- WHAT YOU NEED TO DO: Only the lines from the line holding "Give me the" through the final line of the entries below are to be returned, exactly as they stand.
╭─ DATASET EXCERPTS
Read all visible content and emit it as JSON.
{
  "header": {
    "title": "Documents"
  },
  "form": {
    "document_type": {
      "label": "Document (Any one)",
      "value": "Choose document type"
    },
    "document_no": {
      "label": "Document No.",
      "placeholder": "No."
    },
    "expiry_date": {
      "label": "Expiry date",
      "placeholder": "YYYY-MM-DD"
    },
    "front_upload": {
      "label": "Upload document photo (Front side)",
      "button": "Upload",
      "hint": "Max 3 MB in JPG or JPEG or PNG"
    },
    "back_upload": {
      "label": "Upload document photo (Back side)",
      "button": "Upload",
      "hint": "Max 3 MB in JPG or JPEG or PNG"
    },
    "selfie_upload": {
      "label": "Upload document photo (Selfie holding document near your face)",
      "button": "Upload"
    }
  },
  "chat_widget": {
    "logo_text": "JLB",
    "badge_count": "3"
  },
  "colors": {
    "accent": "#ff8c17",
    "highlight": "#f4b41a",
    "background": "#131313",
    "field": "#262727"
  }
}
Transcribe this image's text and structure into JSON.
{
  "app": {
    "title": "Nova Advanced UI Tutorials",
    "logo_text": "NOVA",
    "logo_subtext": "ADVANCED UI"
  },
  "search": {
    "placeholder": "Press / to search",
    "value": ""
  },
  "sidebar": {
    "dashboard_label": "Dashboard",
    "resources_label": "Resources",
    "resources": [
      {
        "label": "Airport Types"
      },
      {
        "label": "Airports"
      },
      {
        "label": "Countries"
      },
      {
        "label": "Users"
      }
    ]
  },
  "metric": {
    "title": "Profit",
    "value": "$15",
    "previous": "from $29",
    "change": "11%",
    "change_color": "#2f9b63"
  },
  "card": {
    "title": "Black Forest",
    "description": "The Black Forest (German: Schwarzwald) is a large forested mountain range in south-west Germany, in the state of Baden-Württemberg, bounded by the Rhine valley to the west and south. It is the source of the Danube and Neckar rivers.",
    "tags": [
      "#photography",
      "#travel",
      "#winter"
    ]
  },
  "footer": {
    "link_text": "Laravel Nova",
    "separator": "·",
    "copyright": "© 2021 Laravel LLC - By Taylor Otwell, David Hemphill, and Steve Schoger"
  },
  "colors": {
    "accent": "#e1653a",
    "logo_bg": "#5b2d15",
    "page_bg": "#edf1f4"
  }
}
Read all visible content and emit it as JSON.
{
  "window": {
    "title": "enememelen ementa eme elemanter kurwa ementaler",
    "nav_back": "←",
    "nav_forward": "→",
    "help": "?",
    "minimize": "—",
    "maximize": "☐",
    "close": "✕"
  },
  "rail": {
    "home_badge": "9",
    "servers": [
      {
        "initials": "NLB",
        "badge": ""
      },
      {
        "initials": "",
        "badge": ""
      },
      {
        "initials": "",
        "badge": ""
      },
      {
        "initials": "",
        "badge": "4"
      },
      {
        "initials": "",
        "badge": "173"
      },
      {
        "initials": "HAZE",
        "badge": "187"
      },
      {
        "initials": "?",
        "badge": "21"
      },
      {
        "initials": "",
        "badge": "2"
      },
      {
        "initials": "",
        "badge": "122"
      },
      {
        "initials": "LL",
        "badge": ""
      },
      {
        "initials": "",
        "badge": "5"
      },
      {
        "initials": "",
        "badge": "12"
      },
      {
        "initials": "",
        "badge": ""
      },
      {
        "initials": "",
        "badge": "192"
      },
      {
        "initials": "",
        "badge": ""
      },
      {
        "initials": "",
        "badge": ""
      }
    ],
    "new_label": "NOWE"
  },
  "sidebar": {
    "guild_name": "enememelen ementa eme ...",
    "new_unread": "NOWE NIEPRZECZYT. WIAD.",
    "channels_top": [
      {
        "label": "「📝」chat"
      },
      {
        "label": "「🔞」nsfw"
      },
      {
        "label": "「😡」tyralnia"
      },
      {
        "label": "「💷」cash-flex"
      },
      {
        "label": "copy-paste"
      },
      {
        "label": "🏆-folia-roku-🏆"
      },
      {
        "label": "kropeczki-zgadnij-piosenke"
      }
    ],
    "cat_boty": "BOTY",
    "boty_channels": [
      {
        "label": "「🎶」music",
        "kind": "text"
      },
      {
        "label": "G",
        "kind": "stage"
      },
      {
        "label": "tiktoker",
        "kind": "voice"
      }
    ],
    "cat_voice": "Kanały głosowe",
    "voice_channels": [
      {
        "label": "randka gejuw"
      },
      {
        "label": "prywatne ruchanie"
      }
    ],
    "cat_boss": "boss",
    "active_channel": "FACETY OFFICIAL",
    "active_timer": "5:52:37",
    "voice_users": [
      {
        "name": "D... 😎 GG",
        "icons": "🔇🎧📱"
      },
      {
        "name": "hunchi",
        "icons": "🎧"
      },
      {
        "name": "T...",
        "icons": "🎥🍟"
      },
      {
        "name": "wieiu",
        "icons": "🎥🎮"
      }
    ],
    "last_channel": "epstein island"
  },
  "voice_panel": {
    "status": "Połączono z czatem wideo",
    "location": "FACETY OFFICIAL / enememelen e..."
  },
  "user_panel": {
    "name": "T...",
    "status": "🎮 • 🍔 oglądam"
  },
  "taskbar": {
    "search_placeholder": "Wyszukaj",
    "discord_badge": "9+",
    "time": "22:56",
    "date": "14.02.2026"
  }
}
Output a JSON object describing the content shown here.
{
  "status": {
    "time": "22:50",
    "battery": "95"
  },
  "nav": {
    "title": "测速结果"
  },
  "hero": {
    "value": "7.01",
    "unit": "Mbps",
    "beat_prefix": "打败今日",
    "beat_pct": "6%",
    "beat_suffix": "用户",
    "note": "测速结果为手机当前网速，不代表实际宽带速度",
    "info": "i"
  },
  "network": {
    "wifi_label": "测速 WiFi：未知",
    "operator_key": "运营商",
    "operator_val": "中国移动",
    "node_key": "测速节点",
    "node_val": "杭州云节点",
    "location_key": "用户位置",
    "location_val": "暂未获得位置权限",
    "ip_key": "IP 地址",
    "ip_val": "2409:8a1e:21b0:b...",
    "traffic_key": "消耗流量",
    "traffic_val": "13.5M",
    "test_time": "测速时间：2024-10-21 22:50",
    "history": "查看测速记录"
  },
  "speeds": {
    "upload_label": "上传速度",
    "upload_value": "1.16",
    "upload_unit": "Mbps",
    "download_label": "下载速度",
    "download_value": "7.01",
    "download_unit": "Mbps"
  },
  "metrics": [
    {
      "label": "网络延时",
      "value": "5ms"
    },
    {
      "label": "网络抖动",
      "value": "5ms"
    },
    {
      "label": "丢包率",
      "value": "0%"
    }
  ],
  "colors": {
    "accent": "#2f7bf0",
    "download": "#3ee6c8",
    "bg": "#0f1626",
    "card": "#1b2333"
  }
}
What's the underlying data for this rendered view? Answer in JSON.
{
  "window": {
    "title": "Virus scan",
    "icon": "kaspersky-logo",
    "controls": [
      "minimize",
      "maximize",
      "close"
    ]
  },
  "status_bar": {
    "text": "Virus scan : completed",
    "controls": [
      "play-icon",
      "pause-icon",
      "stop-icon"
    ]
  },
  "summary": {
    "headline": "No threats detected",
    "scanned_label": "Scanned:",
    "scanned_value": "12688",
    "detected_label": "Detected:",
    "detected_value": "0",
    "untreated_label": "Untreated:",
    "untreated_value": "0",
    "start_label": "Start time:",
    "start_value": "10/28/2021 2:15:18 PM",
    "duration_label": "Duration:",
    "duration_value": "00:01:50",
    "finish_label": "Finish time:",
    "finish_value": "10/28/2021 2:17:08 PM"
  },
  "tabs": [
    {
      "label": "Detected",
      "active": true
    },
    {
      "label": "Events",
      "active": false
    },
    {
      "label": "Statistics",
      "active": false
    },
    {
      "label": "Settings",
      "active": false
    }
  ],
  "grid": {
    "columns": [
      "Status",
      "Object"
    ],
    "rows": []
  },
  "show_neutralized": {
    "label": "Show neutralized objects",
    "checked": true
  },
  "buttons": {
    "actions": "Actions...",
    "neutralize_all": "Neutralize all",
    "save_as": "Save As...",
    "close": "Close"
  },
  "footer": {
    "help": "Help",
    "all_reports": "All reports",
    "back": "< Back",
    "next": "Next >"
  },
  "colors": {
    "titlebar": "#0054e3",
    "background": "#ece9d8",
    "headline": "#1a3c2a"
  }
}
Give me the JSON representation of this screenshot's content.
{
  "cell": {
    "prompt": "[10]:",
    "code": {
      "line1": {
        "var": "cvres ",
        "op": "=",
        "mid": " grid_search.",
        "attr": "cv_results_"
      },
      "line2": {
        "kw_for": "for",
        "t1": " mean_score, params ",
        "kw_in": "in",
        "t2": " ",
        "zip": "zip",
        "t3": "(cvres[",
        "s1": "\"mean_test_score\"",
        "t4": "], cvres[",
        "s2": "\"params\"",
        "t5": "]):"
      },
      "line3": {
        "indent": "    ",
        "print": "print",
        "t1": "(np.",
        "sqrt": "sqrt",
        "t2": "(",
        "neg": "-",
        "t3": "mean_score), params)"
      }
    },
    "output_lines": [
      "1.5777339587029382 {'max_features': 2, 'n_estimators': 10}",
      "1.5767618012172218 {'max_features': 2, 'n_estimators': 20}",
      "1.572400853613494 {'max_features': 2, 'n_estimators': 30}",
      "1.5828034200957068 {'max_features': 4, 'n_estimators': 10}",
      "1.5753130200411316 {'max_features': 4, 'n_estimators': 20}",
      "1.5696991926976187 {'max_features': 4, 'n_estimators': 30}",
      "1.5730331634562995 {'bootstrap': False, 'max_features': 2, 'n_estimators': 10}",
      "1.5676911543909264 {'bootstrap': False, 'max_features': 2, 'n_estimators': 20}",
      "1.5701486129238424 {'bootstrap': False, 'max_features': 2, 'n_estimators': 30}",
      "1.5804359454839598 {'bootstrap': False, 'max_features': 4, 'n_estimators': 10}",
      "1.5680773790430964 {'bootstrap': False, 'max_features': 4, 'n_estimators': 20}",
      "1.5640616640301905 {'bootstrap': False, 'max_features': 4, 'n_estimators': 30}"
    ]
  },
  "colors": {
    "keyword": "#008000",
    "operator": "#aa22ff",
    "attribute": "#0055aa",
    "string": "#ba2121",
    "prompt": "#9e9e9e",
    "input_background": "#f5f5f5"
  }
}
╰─
- RESPONSE:
Give me the JSON representation of this screenshot's content.
{
  "cell": {
    "prompt": "[10]:",
    "code": {
      "line1": {
        "var": "cvres ",
        "op": "=",
        "mid": " grid_search.",
        "attr": "cv_results_"
      },
      "line2": {
        "kw_for": "for",
        "t1": " mean_score, params ",
        "kw_in": "in",
        "t2": " ",
        "zip": "zip",
        "t3": "(cvres[",
        "s1": "\"mean_test_score\"",
        "t4": "], cvres[",
        "s2": "\"params\"",
        "t5": "]):"
      },
      "line3": {
        "indent": "    ",
        "print": "print",
        "t1": "(np.",
        "sqrt": "sqrt",
        "t2": "(",
        "neg": "-",
        "t3": "mean_score), params)"
      }
    },
    "output_lines": [
      "1.5777339587029382 {'max_features': 2, 'n_estimators': 10}",
      "1.5767618012172218 {'max_features': 2, 'n_estimators': 20}",
      "1.572400853613494 {'max_features': 2, 'n_estimators': 30}",
      "1.5828034200957068 {'max_features': 4, 'n_estimators': 10}",
      "1.5753130200411316 {'max_features': 4, 'n_estimators': 20}",
      "1.5696991926976187 {'max_features': 4, 'n_estimators': 30}",
      "1.5730331634562995 {'bootstrap': False, 'max_features': 2, 'n_estimators': 10}",
      "1.5676911543909264 {'bootstrap': False, 'max_features': 2, 'n_estimators': 20}",
      "1.5701486129238424 {'bootstrap': False, 'max_features': 2, 'n_estimators': 30}",
      "1.5804359454839598 {'bootstrap': False, 'max_features': 4, 'n_estimators': 10}",
      "1.5680773790430964 {'bootstrap': False, 'max_features': 4, 'n_estimators': 20}",
      "1.5640616640301905 {'bootstrap': False, 'max_features': 4, 'n_estimators': 30}"
    ]
  },
  "colors": {
    "keyword": "#008000",
    "operator": "#aa22ff",
    "attribute": "#0055aa",
    "string": "#ba2121",
    "prompt": "#9e9e9e",
    "input_background": "#f5f5f5"
  }
}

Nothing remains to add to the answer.